I am a biological oceanographer with expertise in ecological forecasting and remote sensing. The majority of my research has focused on the prediction of harmful algal blooms and toxins in estuarine and coastal ecosystems as well as the fate and transport of harmful toxins to deeper waters and sediments. During my time as research faculty at UC Santa Cruz, I worked to establish the California Harmful Algae Risk Mapping (C-HARM) system. I am now the Executive Director of the Southern California Coastal Ocean Observing System (SCCOOS) at Scripps Oceanography (www.sccoos.org) and continue to conduct research on phytoplankton ecology in coastal California.

Questions that guide my research are: What conditions are required for certain microalgal species to bloom and produce harmful toxins that affect marine and coastal food webs? How are these important biological phenomena tied to long-term natural or anthropogenic variability and climate? Can we predict them on short and long time scales to both protect ecosystem health and understand the future of coastal ocean ecology in a changing world? How can we apply and incorporate marine ecosystem science into the broader fields of global change and cultural adaptability?   

SCCOOS website: www.sccoos.org

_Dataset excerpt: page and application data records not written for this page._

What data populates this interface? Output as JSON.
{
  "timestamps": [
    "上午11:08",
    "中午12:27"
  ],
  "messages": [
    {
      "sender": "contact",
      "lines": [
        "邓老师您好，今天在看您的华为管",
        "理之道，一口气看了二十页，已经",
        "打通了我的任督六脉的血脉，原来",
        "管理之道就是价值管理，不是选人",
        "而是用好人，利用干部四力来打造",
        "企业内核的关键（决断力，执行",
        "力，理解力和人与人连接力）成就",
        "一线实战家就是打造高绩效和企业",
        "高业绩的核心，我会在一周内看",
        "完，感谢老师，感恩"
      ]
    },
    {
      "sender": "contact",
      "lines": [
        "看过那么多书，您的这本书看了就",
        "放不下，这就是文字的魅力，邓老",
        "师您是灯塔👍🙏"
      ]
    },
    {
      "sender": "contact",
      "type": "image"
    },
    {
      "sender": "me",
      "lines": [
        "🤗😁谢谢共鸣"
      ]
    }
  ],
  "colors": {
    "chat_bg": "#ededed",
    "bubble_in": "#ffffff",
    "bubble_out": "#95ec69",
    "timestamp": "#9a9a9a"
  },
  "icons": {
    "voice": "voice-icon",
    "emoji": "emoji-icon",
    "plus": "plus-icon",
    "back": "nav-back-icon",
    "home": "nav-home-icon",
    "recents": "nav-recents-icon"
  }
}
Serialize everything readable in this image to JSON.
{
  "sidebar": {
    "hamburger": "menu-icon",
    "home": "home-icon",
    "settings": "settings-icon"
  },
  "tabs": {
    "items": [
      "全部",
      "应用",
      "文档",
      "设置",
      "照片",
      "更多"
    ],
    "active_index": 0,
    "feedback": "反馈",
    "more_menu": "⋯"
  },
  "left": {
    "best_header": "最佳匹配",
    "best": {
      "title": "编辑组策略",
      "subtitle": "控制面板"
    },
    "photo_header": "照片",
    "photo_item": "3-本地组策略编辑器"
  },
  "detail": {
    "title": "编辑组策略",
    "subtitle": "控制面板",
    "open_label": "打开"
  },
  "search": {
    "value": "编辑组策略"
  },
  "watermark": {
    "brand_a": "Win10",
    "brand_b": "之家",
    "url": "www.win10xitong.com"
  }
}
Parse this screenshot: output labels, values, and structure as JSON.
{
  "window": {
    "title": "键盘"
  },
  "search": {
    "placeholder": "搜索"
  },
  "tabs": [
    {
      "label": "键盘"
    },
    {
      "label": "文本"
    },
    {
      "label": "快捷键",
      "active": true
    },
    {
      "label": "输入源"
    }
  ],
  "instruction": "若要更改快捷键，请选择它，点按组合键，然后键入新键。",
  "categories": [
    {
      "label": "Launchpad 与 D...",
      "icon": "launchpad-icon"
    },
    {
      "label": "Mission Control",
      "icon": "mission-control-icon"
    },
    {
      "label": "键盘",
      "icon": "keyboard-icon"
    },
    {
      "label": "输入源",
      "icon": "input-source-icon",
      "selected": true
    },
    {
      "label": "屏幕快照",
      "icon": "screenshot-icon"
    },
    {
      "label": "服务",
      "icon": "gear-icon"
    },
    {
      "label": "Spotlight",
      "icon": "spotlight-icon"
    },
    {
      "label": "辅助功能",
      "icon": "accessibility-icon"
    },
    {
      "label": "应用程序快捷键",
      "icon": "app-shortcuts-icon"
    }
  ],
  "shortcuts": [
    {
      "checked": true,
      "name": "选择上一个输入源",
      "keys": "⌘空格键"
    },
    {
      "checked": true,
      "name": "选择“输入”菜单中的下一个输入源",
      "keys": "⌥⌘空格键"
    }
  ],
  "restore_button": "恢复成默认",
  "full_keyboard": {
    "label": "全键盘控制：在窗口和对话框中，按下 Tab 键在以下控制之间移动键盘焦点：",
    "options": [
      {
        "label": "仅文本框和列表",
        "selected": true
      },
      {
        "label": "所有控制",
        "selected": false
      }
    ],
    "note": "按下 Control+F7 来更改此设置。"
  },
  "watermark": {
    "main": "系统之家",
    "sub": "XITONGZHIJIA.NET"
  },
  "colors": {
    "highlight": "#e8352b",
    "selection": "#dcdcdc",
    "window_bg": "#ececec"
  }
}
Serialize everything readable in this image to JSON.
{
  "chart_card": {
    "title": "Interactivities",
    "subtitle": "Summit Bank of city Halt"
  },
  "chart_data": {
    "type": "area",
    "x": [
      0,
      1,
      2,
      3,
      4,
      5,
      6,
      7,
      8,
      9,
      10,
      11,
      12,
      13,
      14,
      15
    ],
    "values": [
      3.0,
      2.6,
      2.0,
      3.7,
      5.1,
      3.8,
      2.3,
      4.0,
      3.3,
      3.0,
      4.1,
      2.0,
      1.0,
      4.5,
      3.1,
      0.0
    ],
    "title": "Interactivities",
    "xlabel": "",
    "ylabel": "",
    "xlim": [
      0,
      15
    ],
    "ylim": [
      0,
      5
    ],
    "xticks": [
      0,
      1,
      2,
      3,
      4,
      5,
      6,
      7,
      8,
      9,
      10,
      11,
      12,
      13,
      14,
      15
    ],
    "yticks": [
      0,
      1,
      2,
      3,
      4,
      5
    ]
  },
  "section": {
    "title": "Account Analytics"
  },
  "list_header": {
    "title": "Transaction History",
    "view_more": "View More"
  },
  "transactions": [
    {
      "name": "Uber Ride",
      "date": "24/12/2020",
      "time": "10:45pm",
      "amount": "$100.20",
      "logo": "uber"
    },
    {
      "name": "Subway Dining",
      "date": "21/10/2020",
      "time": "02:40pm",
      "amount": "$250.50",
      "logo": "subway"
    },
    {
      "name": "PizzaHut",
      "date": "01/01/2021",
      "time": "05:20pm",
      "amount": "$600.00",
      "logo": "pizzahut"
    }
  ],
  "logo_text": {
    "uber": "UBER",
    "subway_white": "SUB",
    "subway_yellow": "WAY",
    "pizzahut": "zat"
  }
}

Personal website: https://sites.google.com/site/monkeyfringe/home

Blog: http://andersonellis.net/